- _ASSIGNED TASK_
Could you find every line in the entries below that holds the word "okresy" and copy it?

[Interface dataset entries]
□ □ □ □ □

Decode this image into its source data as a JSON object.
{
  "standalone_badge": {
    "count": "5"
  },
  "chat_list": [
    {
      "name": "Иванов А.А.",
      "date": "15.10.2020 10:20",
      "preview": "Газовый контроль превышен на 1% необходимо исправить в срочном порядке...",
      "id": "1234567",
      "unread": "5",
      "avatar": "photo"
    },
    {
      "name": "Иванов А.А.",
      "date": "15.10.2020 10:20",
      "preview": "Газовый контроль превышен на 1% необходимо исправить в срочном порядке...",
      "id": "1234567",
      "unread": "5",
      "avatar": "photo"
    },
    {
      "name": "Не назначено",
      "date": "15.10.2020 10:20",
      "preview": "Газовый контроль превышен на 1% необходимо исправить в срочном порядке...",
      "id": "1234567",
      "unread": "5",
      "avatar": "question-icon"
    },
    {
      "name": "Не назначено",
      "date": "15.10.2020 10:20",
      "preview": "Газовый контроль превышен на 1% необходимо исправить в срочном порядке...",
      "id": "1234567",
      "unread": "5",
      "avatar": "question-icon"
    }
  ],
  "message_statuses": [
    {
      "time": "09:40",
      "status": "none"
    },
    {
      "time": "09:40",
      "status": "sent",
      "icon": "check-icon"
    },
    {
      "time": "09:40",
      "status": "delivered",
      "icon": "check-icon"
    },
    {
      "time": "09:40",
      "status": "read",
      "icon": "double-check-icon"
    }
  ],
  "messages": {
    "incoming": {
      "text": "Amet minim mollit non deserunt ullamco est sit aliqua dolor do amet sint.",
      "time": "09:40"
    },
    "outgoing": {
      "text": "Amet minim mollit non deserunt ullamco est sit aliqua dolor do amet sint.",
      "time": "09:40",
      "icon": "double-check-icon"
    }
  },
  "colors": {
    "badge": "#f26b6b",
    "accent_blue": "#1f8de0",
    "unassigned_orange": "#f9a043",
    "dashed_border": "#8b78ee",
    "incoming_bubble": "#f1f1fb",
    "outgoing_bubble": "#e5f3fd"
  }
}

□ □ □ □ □

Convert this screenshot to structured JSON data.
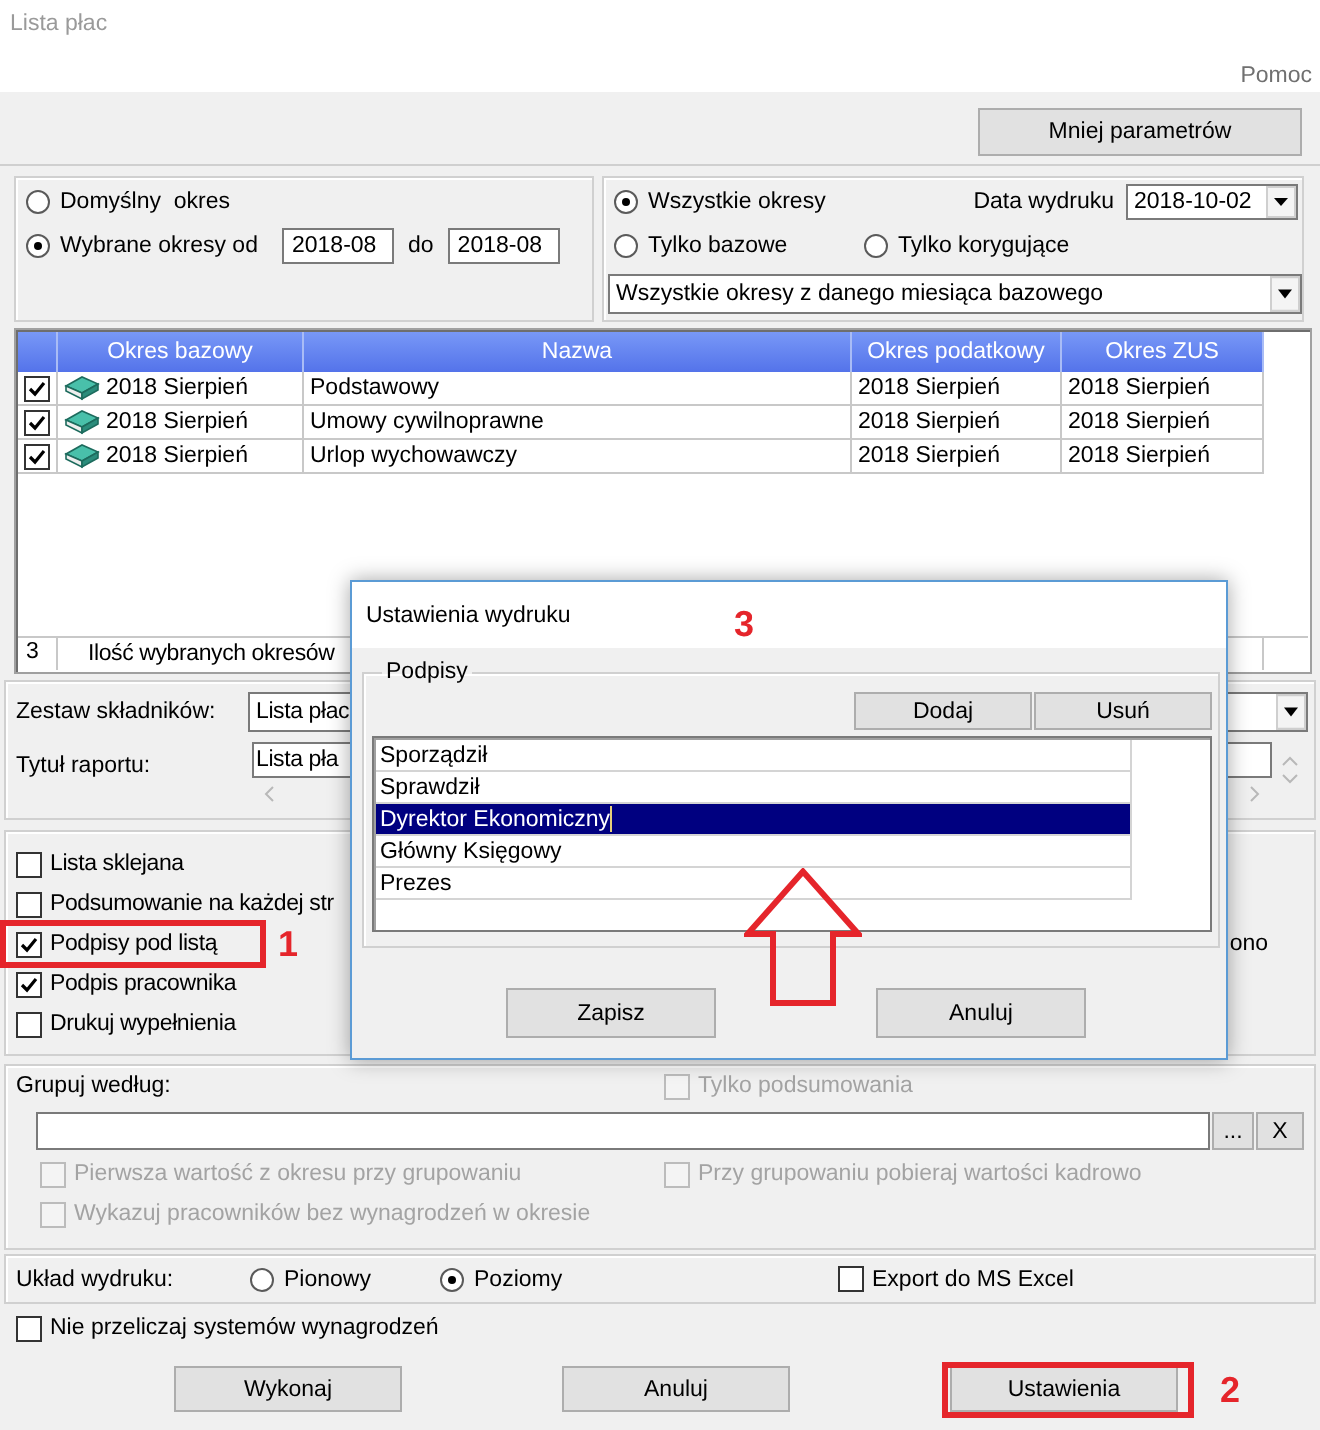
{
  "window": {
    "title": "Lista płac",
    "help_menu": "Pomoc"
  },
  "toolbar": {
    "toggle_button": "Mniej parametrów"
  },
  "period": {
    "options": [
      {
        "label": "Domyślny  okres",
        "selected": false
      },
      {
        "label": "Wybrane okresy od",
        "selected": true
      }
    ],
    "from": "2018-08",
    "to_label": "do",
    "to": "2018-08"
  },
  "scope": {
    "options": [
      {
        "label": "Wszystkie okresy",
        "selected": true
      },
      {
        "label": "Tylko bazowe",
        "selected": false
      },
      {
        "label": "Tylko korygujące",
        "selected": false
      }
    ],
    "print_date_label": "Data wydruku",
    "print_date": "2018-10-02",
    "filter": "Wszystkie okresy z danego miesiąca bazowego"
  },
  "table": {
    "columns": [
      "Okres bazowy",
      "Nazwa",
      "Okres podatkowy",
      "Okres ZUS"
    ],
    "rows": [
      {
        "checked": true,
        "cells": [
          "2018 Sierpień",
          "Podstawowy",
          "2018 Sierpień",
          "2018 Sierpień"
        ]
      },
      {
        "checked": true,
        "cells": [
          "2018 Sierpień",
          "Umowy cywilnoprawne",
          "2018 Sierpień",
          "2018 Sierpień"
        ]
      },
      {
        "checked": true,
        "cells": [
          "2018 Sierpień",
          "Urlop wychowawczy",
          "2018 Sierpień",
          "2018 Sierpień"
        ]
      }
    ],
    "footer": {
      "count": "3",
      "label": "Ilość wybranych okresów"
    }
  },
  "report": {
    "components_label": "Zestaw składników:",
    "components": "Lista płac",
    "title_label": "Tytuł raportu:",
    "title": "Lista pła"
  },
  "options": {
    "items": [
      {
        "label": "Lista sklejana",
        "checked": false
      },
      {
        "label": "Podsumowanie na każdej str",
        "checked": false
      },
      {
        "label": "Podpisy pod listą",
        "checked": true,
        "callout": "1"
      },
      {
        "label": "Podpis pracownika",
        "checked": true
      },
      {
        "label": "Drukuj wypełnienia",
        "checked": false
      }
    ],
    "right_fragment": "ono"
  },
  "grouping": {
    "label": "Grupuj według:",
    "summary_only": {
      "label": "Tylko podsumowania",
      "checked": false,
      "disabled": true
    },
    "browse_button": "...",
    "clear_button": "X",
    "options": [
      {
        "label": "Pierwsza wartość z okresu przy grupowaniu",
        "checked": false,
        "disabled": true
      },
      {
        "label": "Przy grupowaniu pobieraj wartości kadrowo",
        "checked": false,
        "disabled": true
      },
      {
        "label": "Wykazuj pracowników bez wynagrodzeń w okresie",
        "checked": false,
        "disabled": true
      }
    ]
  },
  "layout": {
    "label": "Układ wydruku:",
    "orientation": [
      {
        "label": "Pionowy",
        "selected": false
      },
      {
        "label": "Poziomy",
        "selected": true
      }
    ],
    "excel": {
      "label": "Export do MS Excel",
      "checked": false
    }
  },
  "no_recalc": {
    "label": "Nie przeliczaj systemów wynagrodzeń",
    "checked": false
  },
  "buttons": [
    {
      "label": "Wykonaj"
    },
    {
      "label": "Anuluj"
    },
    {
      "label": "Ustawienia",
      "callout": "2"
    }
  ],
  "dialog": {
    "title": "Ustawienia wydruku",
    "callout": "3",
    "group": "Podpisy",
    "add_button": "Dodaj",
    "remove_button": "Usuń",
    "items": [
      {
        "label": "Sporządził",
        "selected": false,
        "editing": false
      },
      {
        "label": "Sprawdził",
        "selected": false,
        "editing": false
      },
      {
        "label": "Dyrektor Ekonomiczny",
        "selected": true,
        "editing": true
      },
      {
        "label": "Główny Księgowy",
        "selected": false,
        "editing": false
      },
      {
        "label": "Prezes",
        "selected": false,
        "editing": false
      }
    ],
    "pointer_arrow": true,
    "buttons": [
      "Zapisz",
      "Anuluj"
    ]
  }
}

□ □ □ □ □

- _OUTPUT FOR THIS EXERCISE_
        "label": "Wybrane okresy od",
        "label": "Wszystkie okresy",
    "filter": "Wszystkie okresy z danego miesiąca bazowego"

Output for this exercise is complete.